**Items from a data source**

##########

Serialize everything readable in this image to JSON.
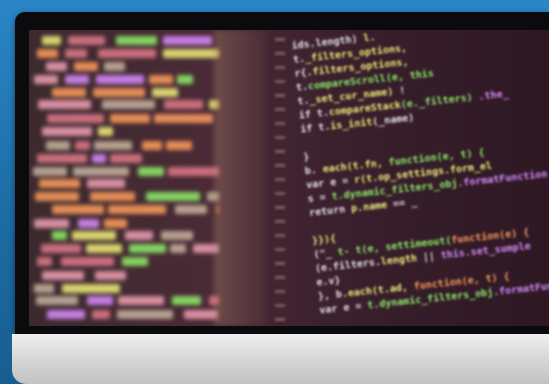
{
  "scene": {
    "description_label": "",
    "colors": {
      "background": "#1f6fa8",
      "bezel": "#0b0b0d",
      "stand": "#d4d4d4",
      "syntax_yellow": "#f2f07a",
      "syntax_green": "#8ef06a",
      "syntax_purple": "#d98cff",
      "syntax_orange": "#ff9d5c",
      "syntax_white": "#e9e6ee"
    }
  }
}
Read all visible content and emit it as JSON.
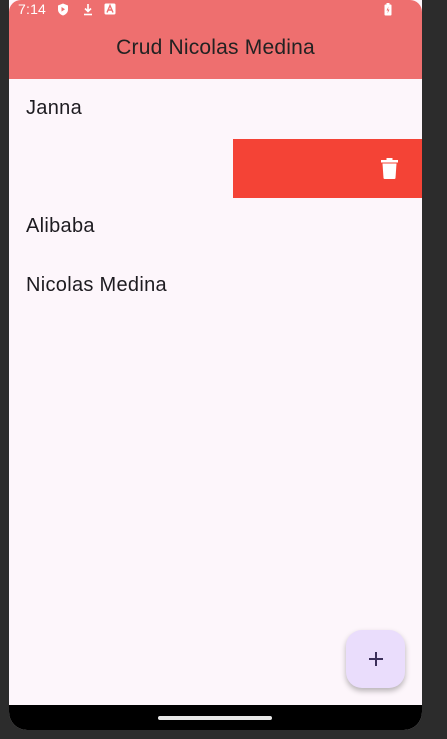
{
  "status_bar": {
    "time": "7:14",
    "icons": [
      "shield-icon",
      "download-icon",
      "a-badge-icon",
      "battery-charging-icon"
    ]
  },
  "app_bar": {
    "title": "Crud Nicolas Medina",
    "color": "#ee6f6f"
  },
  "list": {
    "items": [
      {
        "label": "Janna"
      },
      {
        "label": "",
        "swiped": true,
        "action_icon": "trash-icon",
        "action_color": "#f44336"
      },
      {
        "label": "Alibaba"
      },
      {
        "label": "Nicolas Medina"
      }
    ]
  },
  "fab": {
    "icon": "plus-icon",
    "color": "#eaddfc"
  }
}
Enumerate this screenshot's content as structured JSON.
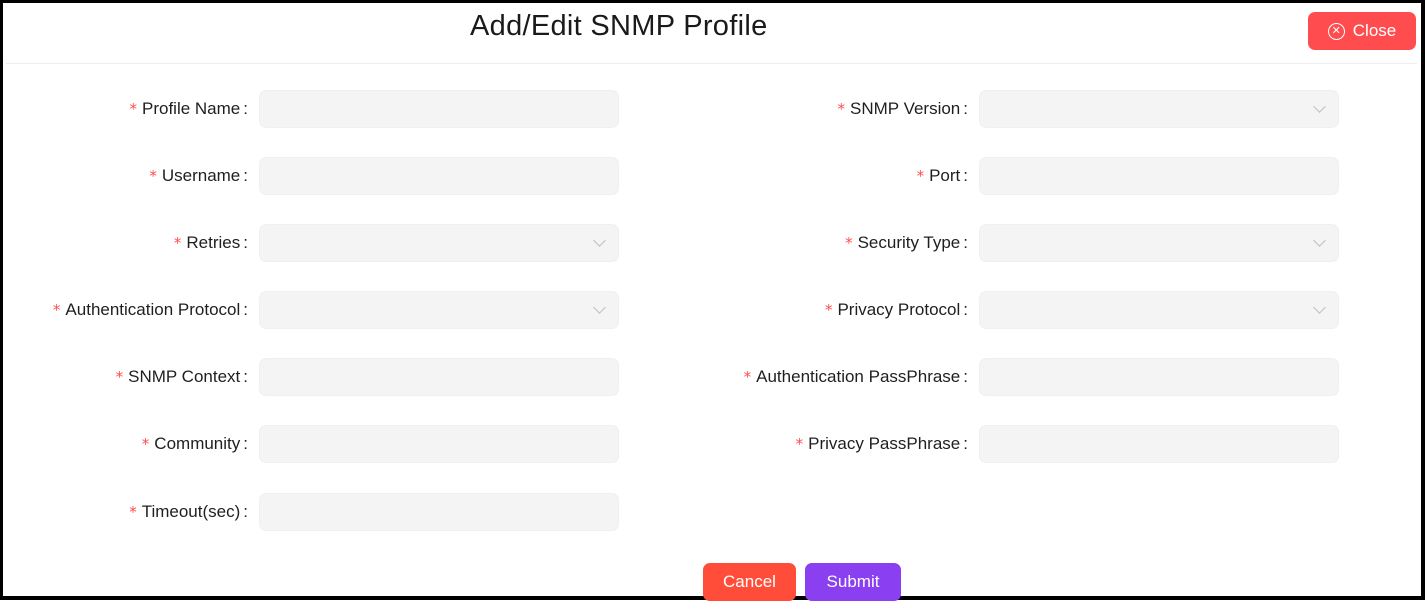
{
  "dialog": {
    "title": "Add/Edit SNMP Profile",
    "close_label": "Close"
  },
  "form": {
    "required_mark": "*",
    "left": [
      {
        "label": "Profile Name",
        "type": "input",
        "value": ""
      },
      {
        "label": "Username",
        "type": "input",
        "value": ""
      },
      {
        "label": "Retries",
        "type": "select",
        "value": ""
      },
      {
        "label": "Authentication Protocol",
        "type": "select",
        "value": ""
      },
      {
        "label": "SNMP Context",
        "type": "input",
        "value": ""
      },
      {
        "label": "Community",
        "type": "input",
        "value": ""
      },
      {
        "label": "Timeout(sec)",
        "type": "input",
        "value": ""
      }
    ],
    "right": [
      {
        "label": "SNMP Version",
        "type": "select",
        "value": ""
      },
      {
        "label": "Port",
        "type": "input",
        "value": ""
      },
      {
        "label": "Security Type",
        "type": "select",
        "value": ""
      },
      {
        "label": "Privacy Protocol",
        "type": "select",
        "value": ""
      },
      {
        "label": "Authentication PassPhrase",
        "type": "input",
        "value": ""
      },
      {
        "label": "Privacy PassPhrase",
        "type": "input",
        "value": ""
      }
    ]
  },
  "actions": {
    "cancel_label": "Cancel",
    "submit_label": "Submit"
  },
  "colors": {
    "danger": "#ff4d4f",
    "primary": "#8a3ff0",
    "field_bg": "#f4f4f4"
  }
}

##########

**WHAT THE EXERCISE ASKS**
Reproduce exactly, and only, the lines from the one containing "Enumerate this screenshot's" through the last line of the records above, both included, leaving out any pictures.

**RESPONSE**
Enumerate this screenshot's content as structured JSON.
{
  "dialog": {
    "title": "Add/Edit SNMP Profile",
    "close_label": "Close"
  },
  "form": {
    "required_mark": "*",
    "left": [
      {
        "label": "Profile Name",
        "type": "input",
        "value": ""
      },
      {
        "label": "Username",
        "type": "input",
        "value": ""
      },
      {
        "label": "Retries",
        "type": "select",
        "value": ""
      },
      {
        "label": "Authentication Protocol",
        "type": "select",
        "value": ""
      },
      {
        "label": "SNMP Context",
        "type": "input",
        "value": ""
      },
      {
        "label": "Community",
        "type": "input",
        "value": ""
      },
      {
        "label": "Timeout(sec)",
        "type": "input",
        "value": ""
      }
    ],
    "right": [
      {
        "label": "SNMP Version",
        "type": "select",
        "value": ""
      },
      {
        "label": "Port",
        "type": "input",
        "value": ""
      },
      {
        "label": "Security Type",
        "type": "select",
        "value": ""
      },
      {
        "label": "Privacy Protocol",
        "type": "select",
        "value": ""
      },
      {
        "label": "Authentication PassPhrase",
        "type": "input",
        "value": ""
      },
      {
        "label": "Privacy PassPhrase",
        "type": "input",
        "value": ""
      }
    ]
  },
  "actions": {
    "cancel_label": "Cancel",
    "submit_label": "Submit"
  },
  "colors": {
    "danger": "#ff4d4f",
    "primary": "#8a3ff0",
    "field_bg": "#f4f4f4"
  }
}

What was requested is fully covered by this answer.